Good article, although personally I’m not a fan of showing individual highlight plays from players without a specific purpose (beyond showing capabilities I mean). Again, this could just be me, but I get the impression the author happens to be a fan of the specific player when this happens. Liked the article though, hedges is gonna need to be a big part of the future padres.

4 years ago
Reply to  breskinator

I agree. Good piece but it was too distracting from the content you were trying to present.

Michael Augustine
4 years ago

Very thorough. I like it!
Everyone loves a good gif!

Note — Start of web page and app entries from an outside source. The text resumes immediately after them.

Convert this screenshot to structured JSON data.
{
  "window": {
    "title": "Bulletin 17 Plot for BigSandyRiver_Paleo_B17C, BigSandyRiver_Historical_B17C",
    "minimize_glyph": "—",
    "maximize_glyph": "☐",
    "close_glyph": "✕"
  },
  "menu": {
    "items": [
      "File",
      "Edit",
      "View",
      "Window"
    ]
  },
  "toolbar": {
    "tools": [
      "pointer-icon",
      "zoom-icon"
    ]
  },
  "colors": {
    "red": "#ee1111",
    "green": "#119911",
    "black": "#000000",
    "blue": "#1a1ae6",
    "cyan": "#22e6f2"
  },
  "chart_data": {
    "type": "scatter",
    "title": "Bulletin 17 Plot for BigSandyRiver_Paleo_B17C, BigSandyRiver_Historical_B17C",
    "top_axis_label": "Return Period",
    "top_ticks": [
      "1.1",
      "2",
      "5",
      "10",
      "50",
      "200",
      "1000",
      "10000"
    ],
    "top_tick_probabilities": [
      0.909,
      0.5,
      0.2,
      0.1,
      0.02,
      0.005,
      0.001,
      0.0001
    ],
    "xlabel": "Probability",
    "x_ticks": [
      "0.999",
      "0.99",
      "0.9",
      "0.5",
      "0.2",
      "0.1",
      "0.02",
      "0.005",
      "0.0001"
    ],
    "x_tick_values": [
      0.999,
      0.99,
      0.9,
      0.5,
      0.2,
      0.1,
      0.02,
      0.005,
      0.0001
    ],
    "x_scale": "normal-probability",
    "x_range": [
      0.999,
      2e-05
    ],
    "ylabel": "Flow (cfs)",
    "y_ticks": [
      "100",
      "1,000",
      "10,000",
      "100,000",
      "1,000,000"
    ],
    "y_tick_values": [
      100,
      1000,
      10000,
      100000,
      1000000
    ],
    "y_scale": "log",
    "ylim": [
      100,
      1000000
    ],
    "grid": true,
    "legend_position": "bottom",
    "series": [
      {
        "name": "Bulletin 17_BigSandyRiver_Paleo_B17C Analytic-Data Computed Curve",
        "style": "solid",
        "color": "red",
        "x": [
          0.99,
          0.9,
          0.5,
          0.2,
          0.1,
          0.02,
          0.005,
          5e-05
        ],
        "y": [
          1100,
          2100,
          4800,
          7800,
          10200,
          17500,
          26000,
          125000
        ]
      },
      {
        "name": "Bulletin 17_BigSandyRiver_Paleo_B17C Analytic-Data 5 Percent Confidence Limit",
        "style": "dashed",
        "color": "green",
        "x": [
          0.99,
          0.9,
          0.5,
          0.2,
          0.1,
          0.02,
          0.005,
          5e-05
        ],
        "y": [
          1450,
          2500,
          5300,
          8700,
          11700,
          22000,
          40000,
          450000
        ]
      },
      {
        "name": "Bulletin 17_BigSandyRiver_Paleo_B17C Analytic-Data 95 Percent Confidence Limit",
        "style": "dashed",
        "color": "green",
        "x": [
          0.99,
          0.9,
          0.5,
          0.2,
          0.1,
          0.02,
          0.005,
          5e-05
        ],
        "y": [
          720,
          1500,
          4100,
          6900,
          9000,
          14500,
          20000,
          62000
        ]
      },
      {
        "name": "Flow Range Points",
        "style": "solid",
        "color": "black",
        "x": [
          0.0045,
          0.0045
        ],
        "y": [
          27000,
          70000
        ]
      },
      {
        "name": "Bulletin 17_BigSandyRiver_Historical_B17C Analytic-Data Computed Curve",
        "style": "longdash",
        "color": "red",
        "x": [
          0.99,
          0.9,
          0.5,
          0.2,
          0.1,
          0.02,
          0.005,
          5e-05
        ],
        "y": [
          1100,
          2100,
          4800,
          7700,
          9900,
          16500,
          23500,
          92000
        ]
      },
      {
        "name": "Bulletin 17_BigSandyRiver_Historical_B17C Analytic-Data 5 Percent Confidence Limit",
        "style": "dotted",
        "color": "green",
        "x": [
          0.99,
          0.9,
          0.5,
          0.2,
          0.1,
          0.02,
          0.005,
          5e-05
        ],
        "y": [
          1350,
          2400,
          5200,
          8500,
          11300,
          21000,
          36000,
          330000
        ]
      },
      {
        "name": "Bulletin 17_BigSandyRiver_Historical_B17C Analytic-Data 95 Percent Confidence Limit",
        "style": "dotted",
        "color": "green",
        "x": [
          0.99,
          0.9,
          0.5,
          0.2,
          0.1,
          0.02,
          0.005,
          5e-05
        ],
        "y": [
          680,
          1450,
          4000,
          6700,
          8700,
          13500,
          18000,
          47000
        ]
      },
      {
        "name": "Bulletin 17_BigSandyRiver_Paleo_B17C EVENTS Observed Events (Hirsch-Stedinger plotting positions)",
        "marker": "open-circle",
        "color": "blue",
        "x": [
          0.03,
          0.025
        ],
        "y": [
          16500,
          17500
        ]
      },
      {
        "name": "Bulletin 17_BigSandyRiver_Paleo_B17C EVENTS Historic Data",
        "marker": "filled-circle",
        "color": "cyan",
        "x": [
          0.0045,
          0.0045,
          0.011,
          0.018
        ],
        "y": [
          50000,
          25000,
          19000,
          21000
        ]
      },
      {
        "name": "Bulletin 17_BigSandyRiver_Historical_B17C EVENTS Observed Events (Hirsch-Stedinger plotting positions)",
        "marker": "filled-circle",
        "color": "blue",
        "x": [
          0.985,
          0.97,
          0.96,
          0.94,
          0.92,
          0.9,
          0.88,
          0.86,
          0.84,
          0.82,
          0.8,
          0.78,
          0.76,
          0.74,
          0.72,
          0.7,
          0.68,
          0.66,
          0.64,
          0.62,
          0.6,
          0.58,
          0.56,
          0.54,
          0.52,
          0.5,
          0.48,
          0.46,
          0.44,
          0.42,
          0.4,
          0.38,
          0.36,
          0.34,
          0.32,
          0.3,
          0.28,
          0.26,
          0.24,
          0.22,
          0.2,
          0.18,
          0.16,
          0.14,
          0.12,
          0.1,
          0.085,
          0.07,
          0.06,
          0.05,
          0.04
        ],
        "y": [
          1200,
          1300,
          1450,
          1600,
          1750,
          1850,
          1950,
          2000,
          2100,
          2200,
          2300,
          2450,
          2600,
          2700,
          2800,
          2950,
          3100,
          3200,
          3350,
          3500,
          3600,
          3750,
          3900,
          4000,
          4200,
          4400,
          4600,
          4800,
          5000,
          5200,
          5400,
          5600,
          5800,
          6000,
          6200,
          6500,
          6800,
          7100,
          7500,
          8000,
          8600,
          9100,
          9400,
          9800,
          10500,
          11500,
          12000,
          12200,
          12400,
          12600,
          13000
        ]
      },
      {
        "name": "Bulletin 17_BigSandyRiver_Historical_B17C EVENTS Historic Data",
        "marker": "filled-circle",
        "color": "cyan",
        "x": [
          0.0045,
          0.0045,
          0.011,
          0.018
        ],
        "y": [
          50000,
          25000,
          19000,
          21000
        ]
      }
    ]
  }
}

Tim Jacksonmember
4 years ago

The gifs are awesome. They contextualize the data nicely

Ryan DCmember
4 years ago

Yeah these gifs rule, good article too

4 years ago

“Blue Jays outfielder Anthony Gose” is actually “Rangers pitcher Anthony Gose”.

4 years ago

Are there any measures of catcher accuracy on SB attempts? A couple cherry-picked examples are not enough to convince me. Though I must say that Hamilton CS was pretty badass.